Sound Design

Maurício Lobo

Design & Production

ZÜNC Studio

We collaborated with research and innovation company SPACE10 on a speculative design project that aims to encouraging furniture circularity through the blockchain. Carbon Banks investigates how people treat everyday objects, and whether they may be incentivised to have a more sustainable relationship with their furniture - through generative digital assets.

The project imagines how a physical, wooden chair could be connected to a generative digital asset on the blockchain to create an emotional bond that would incentivise us to keep, repair, trade, and recycle our furniture.

We designed and produced this digital asset in the form of a tree, which grows with the age of the chair. The longer the chair is kept and cared for, the wilder, lusher, and more unique the tree would grow. Our visuals were inspired by key findings from an extensive white paper by WINT Design Lab. Together with SPACE10 and Bakken&Bæck, we crafted a visual narrative to present the research project on a dedicated microsite.

A key technical challenge was figuring out how to animate the tree from a seed to its full form. We designed this big, intricate tree with many different branching systems and leaf types, and then needed to animate the growth it in a specific order.

After some research, we developed a workflow that meant we could design and animate the tree in one software - Speedtree - which led to a relatively smooth design and animation process. 

We landed on a ‘grafted’ look with a mix of species that had some kind of symbolic association with the values and processes associated with the concept. The ferns that unfurl after the repair of the leg are based on the ‘resurrection fern’, which felt appropriate.

Pine needles were digitally pruned to resemble bonsai arrangements, a practice of care and patience. And there’s a branch with oak leaves, a nod to the oak veneer of the FRÖSET chair used in the film.

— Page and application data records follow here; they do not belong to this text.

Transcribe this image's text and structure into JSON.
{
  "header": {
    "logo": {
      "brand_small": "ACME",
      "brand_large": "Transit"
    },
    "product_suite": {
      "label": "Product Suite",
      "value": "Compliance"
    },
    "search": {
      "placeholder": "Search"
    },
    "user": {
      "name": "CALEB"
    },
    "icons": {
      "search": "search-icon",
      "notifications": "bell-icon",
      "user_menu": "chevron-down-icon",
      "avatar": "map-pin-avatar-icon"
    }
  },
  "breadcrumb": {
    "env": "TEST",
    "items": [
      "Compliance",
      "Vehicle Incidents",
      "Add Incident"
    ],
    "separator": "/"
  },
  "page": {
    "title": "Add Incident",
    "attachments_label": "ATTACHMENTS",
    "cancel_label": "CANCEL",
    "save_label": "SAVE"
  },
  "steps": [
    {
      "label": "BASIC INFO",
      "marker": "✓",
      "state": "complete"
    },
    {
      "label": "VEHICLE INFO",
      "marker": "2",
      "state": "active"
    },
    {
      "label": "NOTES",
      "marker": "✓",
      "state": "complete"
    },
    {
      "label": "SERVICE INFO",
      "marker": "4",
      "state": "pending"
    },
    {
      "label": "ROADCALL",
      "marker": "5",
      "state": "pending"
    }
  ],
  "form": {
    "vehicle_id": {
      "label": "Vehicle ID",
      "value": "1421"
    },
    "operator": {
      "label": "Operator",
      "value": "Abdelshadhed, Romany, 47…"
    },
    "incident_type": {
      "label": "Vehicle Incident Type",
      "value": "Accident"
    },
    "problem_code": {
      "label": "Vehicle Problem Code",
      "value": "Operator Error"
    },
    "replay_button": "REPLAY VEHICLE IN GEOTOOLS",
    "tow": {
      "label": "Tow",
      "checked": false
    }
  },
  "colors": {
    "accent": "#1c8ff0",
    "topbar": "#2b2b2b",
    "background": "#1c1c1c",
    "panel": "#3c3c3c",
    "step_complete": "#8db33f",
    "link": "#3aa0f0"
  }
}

After the chair is returned for recycling, the tree bursts into bloom during its end of life period. We took inspiration from the balsa tree, which can sense when it is dying and uses its last remaining energy to produce a spectacular amount of flowers.